**What you have to do:**
Every line of the material below in which "Sessions" shows up is to be located and copied.

**Data to use:**

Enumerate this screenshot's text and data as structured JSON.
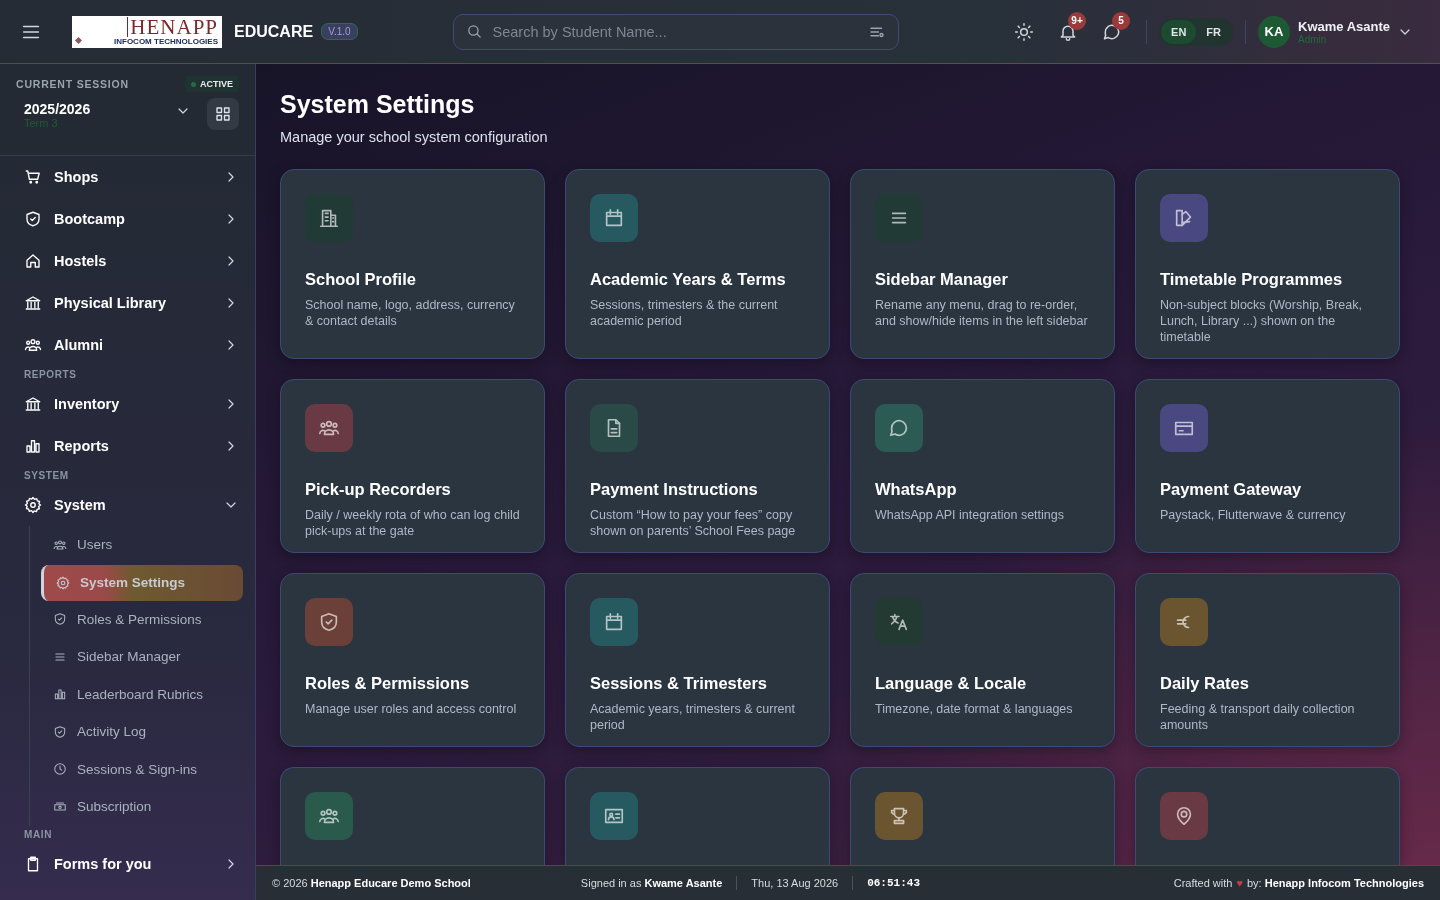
{
  "header": {
    "logo": {
      "title": "HENAPP",
      "subtitle": "INFOCOM TECHNOLOGIES"
    },
    "app_name": "EDUCARE",
    "version": "V.1.0",
    "search": {
      "placeholder": "Search by Student Name..."
    },
    "notifications": "9+",
    "messages": "5",
    "languages": [
      {
        "label": "EN",
        "selected": true
      },
      {
        "label": "FR",
        "selected": false
      }
    ],
    "user": {
      "initials": "KA",
      "name": "Kwame Asante",
      "role": "Admin"
    }
  },
  "sidebar": {
    "session": {
      "label": "CURRENT SESSION",
      "status": "ACTIVE",
      "year": "2025/2026",
      "term": "Term 3"
    },
    "nav": [
      {
        "kind": "item",
        "label": "Shops",
        "expanded": false
      },
      {
        "kind": "item",
        "label": "Bootcamp",
        "expanded": false
      },
      {
        "kind": "item",
        "label": "Hostels",
        "expanded": false
      },
      {
        "kind": "item",
        "label": "Physical Library",
        "expanded": false
      },
      {
        "kind": "item",
        "label": "Alumni",
        "expanded": false
      },
      {
        "kind": "section",
        "label": "REPORTS"
      },
      {
        "kind": "item",
        "label": "Inventory",
        "expanded": false
      },
      {
        "kind": "item",
        "label": "Reports",
        "expanded": false
      },
      {
        "kind": "section",
        "label": "SYSTEM"
      },
      {
        "kind": "item",
        "label": "System",
        "expanded": true,
        "children": [
          {
            "label": "Users",
            "selected": false
          },
          {
            "label": "System Settings",
            "selected": true
          },
          {
            "label": "Roles & Permissions",
            "selected": false
          },
          {
            "label": "Sidebar Manager",
            "selected": false
          },
          {
            "label": "Leaderboard Rubrics",
            "selected": false
          },
          {
            "label": "Activity Log",
            "selected": false
          },
          {
            "label": "Sessions & Sign-ins",
            "selected": false
          },
          {
            "label": "Subscription",
            "selected": false
          }
        ]
      },
      {
        "kind": "section",
        "label": "MAIN"
      },
      {
        "kind": "item",
        "label": "Forms for you",
        "expanded": false
      }
    ]
  },
  "page": {
    "title": "System Settings",
    "subtitle": "Manage your school system configuration"
  },
  "cards": [
    {
      "title": "School Profile",
      "description": "School name, logo, address, currency & contact details",
      "color": "#213a36"
    },
    {
      "title": "Academic Years & Terms",
      "description": "Sessions, trimesters & the current academic period",
      "color": "#265a60"
    },
    {
      "title": "Sidebar Manager",
      "description": "Rename any menu, drag to re-order, and show/hide items in the left sidebar",
      "color": "#213a36"
    },
    {
      "title": "Timetable Programmes",
      "description": "Non-subject blocks (Worship, Break, Lunch, Library ...) shown on the timetable",
      "color": "#4a4880"
    },
    {
      "title": "Pick-up Recorders",
      "description": "Daily / weekly rota of who can log child pick-ups at the gate",
      "color": "#6a3a44"
    },
    {
      "title": "Payment Instructions",
      "description": "Custom “How to pay your fees” copy shown on parents’ School Fees page",
      "color": "#294a46"
    },
    {
      "title": "WhatsApp",
      "description": "WhatsApp API integration settings",
      "color": "#2c5a54"
    },
    {
      "title": "Payment Gateway",
      "description": "Paystack, Flutterwave & currency",
      "color": "#4a4880"
    },
    {
      "title": "Roles & Permissions",
      "description": "Manage user roles and access control",
      "color": "#6a4038"
    },
    {
      "title": "Sessions & Trimesters",
      "description": "Academic years, trimesters & current period",
      "color": "#265a60"
    },
    {
      "title": "Language & Locale",
      "description": "Timezone, date format & languages",
      "color": "#223a32"
    },
    {
      "title": "Daily Rates",
      "description": "Feeding & transport daily collection amounts",
      "color": "#6b5530"
    },
    {
      "color": "#2a5a4c"
    },
    {
      "color": "#265a60"
    },
    {
      "color": "#6b5530"
    },
    {
      "color": "#6a3a44"
    }
  ],
  "footer": {
    "copyright": "© 2026 **Henapp Educare Demo School**",
    "signed_in": "Signed in as **Kwame Asante**",
    "date": "Thu, 13 Aug 2026",
    "time": "06:51:43",
    "crafted": "Crafted with",
    "heart": "♥",
    "credit": "by: **Henapp Infocom Technologies**"
  }
}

**Solution for this problem:**
            "label": "Sessions & Sign-ins",
      "description": "Sessions, trimesters & the current academic period",
      "title": "Sessions & Trimesters",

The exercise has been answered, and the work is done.